In the previous recipe, we learned how to write and read raw data (that is, unstructured data) to and from a file. Many times, however, we must persist and load objects instead. Writing and reading in the manner shown in the previous recipe works for POD types only. For anything else, we must explicitly decide what is actually written or read, since writing or reading pointers, virtual tables (vtables), and any sort of metadata is not only irrelevant but also semantically wrong. These operations are commonly referred to as serialization and deserialization. In this recipe, we will learn how to serialize and deserialize both POD and non-POD types to and from binary files.

Getting ready

For the examples in this recipe, we will use the foo and foopod classes, as follows:

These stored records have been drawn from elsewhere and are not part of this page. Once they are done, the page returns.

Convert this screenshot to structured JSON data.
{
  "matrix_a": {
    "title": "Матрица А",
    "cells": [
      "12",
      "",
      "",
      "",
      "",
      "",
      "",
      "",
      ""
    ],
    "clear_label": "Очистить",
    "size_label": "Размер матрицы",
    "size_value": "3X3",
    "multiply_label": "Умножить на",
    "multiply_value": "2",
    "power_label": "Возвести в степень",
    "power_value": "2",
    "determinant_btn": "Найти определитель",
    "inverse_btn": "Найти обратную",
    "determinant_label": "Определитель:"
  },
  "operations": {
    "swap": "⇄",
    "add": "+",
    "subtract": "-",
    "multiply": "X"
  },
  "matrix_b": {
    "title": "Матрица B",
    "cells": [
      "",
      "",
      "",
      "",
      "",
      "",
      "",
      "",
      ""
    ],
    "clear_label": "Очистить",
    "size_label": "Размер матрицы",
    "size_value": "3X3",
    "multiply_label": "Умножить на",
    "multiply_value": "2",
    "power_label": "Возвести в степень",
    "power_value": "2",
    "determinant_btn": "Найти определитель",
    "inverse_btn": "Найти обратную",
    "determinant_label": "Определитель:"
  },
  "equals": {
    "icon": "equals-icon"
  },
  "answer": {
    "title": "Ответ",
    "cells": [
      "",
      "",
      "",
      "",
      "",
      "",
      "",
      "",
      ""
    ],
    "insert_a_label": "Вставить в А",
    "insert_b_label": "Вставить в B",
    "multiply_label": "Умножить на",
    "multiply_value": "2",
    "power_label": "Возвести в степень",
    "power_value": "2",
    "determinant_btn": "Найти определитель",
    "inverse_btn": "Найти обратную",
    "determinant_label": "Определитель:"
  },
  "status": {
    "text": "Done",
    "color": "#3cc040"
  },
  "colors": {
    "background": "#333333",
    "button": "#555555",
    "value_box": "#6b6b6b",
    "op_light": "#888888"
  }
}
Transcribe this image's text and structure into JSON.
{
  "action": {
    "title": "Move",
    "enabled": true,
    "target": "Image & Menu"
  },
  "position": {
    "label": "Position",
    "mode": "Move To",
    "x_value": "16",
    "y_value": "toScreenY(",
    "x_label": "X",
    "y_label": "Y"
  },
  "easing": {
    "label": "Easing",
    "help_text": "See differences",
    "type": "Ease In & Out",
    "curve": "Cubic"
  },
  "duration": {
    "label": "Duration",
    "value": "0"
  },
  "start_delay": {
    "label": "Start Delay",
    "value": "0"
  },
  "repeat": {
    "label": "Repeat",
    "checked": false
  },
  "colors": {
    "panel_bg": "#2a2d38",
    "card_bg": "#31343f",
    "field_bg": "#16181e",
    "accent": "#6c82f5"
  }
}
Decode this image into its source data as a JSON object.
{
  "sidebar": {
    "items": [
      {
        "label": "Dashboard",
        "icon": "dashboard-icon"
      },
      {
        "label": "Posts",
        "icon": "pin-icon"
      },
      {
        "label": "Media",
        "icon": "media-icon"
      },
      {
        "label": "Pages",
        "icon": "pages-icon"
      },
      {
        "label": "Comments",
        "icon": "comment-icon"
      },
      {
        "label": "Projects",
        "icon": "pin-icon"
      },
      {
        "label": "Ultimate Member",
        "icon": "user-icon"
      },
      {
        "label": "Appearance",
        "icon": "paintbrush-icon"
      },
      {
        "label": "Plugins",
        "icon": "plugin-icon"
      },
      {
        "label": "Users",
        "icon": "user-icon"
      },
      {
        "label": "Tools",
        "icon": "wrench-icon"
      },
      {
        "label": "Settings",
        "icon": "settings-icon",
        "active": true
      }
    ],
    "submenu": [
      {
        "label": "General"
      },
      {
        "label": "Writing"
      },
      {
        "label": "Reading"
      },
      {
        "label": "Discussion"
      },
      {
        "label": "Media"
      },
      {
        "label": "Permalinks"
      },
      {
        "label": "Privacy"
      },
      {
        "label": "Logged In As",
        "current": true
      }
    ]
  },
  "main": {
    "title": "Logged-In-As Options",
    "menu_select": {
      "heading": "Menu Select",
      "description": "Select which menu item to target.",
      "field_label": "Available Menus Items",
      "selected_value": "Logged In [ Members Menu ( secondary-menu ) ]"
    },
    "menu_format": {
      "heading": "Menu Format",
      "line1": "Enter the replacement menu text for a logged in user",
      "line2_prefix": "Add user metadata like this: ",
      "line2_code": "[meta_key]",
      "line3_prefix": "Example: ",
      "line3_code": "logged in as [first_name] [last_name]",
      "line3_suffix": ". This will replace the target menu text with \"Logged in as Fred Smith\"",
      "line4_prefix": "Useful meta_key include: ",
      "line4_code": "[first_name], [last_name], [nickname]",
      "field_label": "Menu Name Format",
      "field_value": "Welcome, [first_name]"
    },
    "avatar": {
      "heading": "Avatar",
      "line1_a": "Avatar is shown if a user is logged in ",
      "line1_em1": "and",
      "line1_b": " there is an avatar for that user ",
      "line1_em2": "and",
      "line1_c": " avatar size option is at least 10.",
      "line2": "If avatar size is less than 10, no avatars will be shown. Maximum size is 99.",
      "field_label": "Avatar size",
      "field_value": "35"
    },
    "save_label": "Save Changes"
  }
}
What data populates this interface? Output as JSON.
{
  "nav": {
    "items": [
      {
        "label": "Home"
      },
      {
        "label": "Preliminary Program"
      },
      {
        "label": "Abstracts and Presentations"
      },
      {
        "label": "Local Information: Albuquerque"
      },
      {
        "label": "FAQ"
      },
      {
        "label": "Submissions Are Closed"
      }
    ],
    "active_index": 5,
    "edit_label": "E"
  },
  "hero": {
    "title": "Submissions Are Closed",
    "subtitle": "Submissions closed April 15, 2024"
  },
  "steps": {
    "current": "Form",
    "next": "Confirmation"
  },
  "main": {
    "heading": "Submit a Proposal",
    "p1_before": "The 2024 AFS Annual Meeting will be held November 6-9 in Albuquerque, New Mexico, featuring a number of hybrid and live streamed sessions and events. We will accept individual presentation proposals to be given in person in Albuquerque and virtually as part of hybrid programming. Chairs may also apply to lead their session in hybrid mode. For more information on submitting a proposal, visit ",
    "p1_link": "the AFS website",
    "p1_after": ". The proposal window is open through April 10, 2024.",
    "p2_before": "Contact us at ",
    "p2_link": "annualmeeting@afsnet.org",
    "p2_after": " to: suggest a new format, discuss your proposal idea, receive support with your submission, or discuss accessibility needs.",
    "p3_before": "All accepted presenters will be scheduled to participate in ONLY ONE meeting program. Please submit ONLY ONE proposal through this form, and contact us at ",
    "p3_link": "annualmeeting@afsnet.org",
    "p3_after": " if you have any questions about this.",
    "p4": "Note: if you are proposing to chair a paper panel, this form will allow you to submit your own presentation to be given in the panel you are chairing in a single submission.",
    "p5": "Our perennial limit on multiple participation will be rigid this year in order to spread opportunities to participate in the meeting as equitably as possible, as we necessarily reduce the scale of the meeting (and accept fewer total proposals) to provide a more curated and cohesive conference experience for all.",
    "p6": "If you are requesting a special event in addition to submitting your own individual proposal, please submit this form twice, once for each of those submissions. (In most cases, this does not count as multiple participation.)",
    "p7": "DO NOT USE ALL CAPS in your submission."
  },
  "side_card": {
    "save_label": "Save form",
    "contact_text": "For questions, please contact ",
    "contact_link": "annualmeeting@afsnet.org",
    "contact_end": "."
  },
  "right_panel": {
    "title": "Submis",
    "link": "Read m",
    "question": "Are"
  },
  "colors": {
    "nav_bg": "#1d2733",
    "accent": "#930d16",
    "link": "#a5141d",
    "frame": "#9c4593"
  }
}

class foo
  int i;
  char c;
  std::string s;
  foo(int const i = 0, char const c = 0, std::string const & s = {}):
    i(i), c(c), s(s...